# [WHAT NEEDS TO BE DONE]
Where does the string "Realistis" appear in the records? Copy every line that contains it.

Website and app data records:
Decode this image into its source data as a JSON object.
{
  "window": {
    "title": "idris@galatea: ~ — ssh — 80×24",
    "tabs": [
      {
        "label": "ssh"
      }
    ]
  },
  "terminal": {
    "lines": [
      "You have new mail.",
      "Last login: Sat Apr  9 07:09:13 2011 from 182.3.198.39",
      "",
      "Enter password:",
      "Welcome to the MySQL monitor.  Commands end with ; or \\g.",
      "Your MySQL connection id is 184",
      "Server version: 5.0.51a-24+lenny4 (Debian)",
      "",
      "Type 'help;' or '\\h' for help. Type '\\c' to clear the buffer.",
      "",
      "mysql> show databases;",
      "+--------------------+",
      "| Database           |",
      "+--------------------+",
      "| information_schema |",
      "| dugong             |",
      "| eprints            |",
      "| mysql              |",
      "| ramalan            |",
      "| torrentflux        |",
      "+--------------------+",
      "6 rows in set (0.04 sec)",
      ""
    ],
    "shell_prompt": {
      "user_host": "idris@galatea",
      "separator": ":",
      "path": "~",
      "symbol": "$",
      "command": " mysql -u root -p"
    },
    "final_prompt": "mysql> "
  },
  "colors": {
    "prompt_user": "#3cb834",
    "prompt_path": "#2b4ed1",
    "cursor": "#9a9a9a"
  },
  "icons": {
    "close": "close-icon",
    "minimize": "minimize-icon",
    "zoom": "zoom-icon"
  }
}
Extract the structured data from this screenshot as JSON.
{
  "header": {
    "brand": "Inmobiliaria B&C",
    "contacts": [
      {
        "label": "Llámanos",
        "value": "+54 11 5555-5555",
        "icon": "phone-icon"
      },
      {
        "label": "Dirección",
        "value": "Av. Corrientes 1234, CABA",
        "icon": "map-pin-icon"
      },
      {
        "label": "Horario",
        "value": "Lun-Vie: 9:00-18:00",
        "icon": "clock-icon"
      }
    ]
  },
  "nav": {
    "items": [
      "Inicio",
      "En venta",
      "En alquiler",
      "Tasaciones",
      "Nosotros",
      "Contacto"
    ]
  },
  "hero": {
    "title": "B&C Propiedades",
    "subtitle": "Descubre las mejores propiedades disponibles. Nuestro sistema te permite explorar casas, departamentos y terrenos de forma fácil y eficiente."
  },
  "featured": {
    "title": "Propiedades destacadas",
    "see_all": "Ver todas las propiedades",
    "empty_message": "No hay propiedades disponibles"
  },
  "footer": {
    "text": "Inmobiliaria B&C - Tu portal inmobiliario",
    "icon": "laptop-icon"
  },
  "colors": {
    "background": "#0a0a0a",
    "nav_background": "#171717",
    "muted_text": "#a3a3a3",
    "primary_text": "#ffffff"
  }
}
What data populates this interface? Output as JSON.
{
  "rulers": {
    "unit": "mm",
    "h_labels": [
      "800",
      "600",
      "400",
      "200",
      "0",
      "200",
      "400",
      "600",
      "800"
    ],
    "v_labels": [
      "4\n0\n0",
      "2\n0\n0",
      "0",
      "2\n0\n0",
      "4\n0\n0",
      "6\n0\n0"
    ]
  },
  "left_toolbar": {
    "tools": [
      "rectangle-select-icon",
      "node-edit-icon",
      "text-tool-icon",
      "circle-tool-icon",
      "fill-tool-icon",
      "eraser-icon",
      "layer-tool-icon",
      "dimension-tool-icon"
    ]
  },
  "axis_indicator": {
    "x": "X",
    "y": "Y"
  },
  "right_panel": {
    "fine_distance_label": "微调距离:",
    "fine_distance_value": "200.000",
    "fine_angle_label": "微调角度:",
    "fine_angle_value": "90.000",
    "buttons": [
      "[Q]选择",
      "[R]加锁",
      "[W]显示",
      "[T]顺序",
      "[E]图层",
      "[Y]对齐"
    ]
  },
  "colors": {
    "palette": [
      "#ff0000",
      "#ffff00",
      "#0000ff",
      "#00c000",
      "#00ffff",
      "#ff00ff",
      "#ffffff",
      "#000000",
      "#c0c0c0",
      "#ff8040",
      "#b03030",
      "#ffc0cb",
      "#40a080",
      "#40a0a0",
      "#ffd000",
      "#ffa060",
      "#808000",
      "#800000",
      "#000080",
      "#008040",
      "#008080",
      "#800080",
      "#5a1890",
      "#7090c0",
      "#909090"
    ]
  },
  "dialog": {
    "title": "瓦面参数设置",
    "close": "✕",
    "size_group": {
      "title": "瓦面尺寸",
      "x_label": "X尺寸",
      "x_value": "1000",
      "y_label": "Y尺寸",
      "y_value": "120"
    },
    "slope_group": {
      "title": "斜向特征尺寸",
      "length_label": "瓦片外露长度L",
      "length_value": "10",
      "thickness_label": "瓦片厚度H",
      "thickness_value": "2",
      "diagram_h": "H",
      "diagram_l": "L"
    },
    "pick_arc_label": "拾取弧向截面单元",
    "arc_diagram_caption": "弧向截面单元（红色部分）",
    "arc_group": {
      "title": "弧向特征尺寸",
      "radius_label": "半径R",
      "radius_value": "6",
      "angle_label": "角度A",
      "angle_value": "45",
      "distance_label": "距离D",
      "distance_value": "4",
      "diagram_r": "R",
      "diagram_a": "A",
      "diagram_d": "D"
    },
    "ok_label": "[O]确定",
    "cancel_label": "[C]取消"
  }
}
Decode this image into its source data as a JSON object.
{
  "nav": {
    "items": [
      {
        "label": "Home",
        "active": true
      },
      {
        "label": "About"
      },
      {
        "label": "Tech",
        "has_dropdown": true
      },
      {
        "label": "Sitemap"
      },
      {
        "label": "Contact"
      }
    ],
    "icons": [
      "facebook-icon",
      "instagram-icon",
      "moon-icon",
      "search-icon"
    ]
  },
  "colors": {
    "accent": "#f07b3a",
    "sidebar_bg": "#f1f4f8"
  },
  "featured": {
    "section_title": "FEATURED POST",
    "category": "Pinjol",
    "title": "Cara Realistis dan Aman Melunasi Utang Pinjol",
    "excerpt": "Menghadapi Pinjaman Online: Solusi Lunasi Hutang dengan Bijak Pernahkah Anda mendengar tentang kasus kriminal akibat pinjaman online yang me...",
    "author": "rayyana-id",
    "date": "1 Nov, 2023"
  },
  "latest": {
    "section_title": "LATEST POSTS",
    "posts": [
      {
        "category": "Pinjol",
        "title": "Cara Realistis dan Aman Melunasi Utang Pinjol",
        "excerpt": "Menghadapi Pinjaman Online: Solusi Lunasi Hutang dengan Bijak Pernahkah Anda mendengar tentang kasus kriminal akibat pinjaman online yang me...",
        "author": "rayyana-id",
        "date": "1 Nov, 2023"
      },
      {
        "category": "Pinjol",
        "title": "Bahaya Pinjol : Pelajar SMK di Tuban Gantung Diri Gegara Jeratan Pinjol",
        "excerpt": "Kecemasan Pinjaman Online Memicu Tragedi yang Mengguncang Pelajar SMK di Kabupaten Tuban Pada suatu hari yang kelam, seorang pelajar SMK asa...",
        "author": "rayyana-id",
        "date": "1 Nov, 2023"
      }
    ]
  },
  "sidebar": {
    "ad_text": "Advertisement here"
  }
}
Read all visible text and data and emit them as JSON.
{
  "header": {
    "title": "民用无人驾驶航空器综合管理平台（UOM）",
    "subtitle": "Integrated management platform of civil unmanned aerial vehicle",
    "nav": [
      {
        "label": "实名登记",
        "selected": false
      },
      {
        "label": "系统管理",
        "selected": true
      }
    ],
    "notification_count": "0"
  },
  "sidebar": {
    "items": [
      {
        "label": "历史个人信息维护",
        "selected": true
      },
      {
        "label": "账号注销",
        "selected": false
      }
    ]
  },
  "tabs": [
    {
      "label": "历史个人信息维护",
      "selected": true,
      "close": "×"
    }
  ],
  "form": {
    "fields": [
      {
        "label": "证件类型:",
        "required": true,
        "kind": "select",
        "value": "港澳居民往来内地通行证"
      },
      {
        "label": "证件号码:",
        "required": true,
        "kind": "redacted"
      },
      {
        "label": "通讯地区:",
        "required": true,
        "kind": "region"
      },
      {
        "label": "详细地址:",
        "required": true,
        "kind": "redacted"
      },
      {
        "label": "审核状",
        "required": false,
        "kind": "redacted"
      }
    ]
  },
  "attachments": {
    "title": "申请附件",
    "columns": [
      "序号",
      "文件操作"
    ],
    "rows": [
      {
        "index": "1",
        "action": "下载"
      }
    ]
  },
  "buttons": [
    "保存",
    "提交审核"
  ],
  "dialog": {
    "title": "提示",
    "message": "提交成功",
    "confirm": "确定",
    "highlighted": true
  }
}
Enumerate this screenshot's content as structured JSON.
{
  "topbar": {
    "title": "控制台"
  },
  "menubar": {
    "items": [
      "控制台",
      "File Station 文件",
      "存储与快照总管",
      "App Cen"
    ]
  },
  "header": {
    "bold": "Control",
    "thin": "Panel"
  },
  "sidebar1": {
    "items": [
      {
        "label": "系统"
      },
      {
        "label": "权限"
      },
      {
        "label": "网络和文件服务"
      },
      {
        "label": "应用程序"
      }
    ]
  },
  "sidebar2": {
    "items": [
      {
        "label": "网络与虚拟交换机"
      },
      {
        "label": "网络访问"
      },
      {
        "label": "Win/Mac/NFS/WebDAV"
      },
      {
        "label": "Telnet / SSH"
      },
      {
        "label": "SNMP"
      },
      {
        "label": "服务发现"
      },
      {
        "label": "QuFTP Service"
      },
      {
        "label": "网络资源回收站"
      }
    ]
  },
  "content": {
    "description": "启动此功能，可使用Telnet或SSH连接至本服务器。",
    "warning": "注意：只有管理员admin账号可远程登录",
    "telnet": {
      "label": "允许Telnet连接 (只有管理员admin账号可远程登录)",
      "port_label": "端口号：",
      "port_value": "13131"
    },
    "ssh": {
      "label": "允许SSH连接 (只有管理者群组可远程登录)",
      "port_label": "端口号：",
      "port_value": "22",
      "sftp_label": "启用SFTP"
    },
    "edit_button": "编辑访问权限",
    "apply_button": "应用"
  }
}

# [WRITTEN ANSWER]
    "title": "Cara Realistis dan Aman Melunasi Utang Pinjol",
        "title": "Cara Realistis dan Aman Melunasi Utang Pinjol",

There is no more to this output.